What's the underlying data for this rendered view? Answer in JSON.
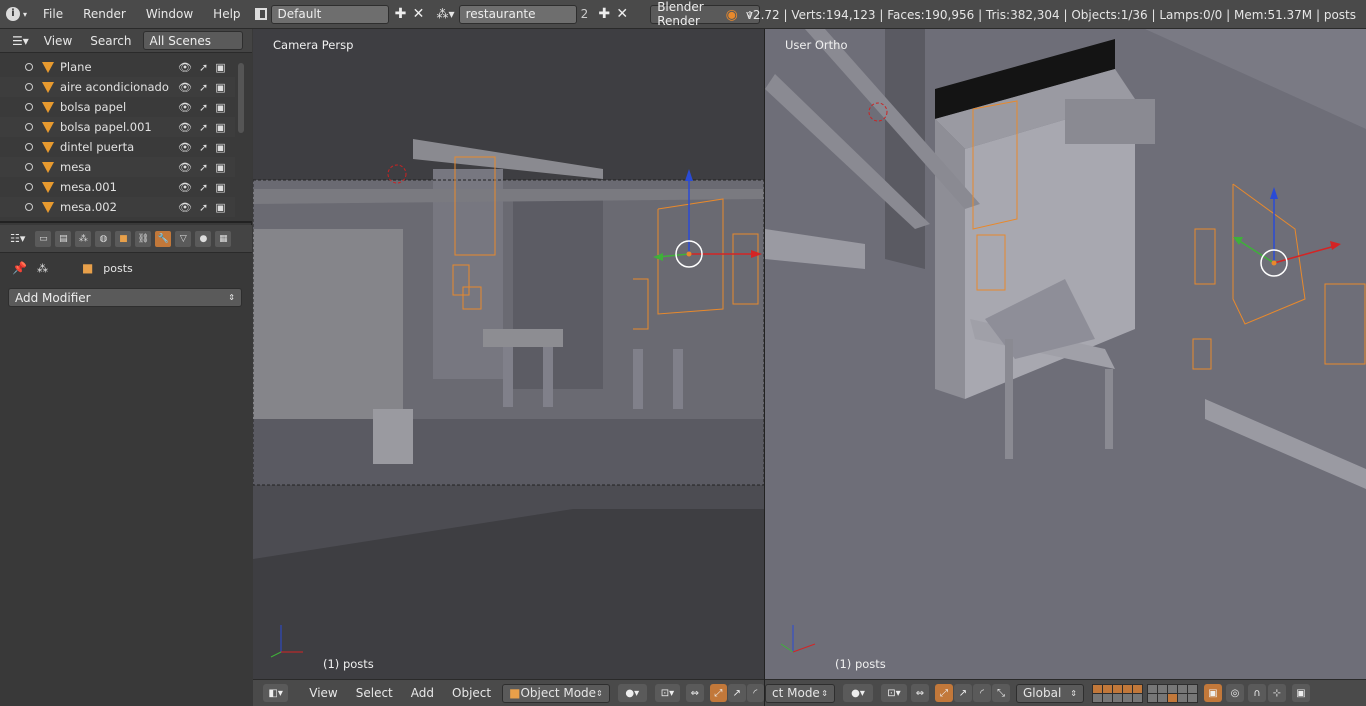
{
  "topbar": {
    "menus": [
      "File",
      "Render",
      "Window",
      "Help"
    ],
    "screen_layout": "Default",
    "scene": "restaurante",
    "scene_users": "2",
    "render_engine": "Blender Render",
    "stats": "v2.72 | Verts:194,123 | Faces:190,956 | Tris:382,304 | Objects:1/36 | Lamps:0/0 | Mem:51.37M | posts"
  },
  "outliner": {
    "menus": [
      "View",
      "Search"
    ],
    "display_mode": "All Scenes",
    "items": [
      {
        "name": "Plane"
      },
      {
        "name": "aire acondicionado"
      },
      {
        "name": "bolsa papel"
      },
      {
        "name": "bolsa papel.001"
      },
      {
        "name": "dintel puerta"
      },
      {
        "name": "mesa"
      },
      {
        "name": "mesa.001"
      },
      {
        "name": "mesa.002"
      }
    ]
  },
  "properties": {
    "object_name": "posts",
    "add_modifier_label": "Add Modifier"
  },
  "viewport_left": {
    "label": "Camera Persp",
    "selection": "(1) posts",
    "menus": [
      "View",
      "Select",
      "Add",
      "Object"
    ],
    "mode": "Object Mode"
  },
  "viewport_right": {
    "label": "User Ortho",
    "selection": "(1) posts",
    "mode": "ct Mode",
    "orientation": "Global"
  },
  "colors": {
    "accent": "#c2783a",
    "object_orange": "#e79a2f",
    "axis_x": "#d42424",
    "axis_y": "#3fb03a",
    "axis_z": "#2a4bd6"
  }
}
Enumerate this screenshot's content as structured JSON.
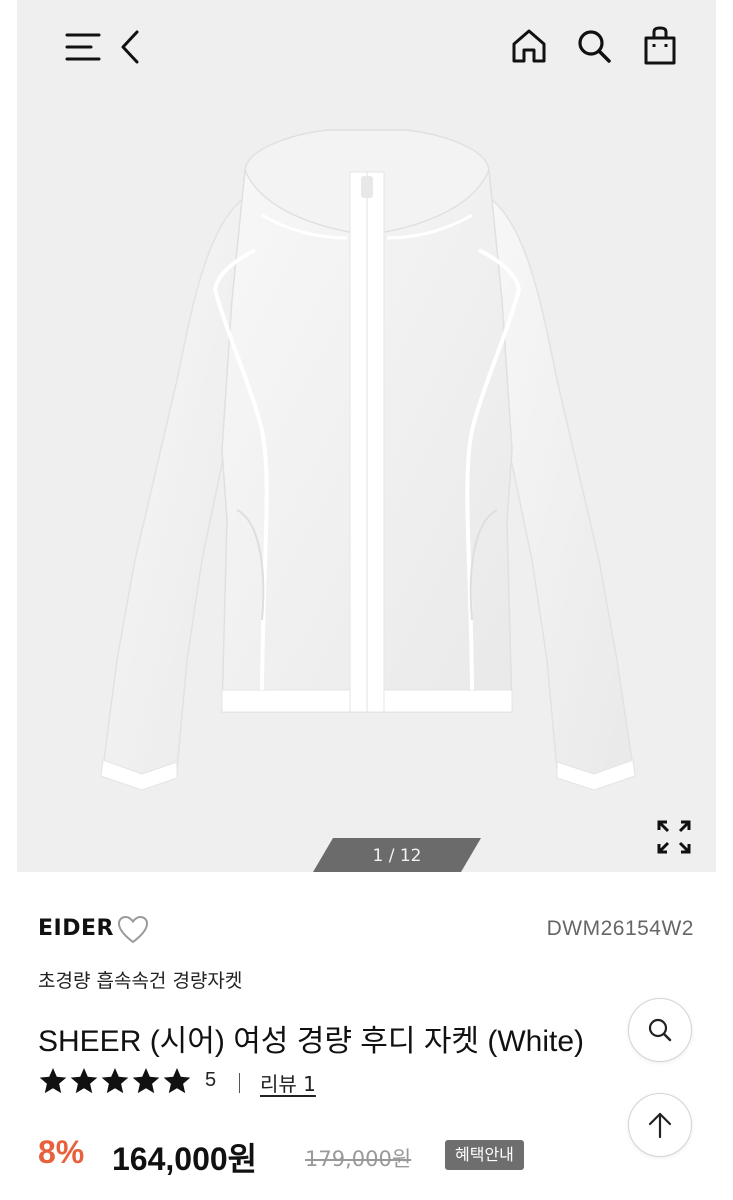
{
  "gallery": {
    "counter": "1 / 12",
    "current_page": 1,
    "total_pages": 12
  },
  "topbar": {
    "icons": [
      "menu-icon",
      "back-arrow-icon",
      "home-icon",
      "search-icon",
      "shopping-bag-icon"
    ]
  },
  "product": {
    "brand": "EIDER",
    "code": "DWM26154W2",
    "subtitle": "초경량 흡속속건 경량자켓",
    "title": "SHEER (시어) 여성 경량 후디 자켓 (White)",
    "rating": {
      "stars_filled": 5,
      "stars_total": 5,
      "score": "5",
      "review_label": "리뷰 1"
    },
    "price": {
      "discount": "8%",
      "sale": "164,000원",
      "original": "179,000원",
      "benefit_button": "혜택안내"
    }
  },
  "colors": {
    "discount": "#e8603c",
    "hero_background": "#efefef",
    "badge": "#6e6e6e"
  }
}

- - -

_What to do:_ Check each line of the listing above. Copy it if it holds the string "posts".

_Response area:_
    "stats": "v2.72 | Verts:194,123 | Faces:190,956 | Tris:382,304 | Objects:1/36 | Lamps:0/0 | Mem:51.37M | posts"
    "object_name": "posts",
    "selection": "(1) posts",
    "selection": "(1) posts",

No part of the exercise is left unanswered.